two small pieces of flat cut veneer

flat cut veneer sheet and closeup

flat cut veneer sheet and closeup

flat cut veneer sheet and closeup

flat cut veneer sheet and closeup --- the distance pic has too much red in it; the closeup is accurate in color.

quartersawn veneer

quartersawn veneer with ray flakes --- usually, quartersawn wenge veneer is so coarse that it does not show ray flakes but this piece shows them very nicely

wenge veneer pics contributed by Danny Tjan, whom I thank for these and other contributions to the site.

a flooring sample that has been finished in some kind of hard, shiny, finishing agent

the piece directly above, after I sanded off the finish --- in doing the color correction, I inadvertently made this pic just a shade lighter than the actual wood.

web pics:

planks with wet and dry sections; the first was just listed as wenge, the second as wenge / Millettia laurentii

interesting shot of the end grain of a significant portion of a log --- this clearly shows how the color difference between early and late growth is substantial, which partly accounts for the extreme figure usually found in this wood.

slabs --- most of these have an unlikely orangish tint

flat cut planks

quartersawn planks

rift cut plank with excellent color & grain representation

misc planks

planks and a closeup

flat cut bookmatched planks with an unlikely faded color

plank with a ridiculous/impossible purple color (for wenge) which is the kind of nonsense that got me to start this site in the first place.

quartersawn planks with a color that is probably more light brown than the wood really is

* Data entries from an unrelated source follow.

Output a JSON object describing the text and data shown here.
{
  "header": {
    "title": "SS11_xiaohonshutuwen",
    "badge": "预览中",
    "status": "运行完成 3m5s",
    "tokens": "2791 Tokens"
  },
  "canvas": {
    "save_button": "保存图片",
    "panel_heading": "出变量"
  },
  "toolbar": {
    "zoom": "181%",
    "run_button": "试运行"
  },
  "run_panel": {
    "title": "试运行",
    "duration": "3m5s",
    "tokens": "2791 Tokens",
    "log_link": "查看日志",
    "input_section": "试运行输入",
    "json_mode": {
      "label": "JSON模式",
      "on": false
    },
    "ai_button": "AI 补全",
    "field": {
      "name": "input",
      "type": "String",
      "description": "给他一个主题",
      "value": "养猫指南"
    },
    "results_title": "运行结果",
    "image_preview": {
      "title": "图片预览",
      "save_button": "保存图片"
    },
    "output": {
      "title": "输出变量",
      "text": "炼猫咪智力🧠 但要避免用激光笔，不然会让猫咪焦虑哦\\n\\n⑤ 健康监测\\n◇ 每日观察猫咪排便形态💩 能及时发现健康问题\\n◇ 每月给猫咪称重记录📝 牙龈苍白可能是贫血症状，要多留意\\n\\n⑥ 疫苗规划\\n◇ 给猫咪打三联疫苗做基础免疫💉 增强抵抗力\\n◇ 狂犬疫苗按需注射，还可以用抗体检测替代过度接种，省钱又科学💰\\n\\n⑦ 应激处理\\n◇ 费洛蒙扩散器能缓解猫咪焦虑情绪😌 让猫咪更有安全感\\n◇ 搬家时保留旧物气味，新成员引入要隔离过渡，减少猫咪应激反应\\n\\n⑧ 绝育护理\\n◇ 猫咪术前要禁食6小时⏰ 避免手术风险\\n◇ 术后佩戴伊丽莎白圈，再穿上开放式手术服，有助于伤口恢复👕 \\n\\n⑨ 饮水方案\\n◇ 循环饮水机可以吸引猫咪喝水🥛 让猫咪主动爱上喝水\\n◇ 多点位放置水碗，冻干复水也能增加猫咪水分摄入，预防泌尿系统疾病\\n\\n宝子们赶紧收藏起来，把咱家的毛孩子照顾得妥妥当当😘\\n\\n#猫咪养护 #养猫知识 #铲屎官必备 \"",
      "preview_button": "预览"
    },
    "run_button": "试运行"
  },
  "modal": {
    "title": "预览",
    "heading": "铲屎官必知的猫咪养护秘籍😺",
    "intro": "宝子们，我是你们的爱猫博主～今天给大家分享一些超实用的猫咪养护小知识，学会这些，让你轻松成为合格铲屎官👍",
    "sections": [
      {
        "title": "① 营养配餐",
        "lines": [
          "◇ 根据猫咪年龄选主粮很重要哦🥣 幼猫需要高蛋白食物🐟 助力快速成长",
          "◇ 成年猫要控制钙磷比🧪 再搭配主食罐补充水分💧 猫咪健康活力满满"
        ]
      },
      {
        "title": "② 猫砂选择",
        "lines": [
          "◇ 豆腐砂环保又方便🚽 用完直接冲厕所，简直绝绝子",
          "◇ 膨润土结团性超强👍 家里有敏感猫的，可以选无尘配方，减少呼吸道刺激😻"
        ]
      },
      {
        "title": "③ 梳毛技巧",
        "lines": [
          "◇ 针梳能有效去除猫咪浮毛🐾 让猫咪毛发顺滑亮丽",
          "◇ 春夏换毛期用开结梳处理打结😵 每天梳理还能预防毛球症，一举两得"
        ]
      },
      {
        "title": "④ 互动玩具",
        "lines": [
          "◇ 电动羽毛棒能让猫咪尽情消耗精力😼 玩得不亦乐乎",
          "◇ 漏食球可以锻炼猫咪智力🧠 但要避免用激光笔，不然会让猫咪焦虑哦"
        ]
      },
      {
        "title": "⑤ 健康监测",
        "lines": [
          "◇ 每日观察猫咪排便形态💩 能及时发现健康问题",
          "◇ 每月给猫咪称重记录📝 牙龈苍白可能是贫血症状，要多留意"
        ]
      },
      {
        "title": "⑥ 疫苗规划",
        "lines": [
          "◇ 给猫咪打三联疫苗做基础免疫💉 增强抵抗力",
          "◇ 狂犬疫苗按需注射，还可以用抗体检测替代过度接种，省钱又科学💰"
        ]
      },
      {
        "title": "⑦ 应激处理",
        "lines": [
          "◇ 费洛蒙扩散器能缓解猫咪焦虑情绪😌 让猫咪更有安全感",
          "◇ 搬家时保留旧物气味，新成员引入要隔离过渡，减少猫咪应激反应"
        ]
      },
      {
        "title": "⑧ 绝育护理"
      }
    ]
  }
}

bookmatched plank pair

both sides and a closeup of a plank

flat cut planks with accurate representation of grain pattern but the orange color seems excessive --- the wood is probably much more of a uniform dark brown in reality.

I believe these two have been bleached and then stained with cherry or something like that. They certainly do not look like untouched wenge, although the grain pattern looks correct.

clearly wenge but with a hilarious color. I'm pretty sure that there is no set of chemicals that could give wenge this color so this has to be photoshopped

planks with reasonable color

planks with suspect orange tint

flat cut wenge scales

quartersawn wenge scales

turning stock

veneer --- grain shows up much more clearly in the enlargement

veneer with an unlikely golden color

veneer with a very unlikely purple color

flat cut veneer

misc veneer

veneer sheet closeups with both levels of enlargement

web-pics of wood that, if I saw the piece I might think "Gee, that's probably wenge". On the last one, you have to go to the full enlargement to see it clearly and when you do, you'll see that it's similar to my first sample.

misc web-pics

the last pic is of the back side of stitched veneer, showing a common way of putting down a wavy line of a rubbery adhesive

guitar showing excellent use of approximately-bookmatched wenge

bowls --- check out the 2nd enlargement on the 2nd bowl; it REALLY shows wenge grain to an advantage

9" diameter bowl by Steve Earis (with big enlargements available that REALLY show the grain) and the blank from which it was turned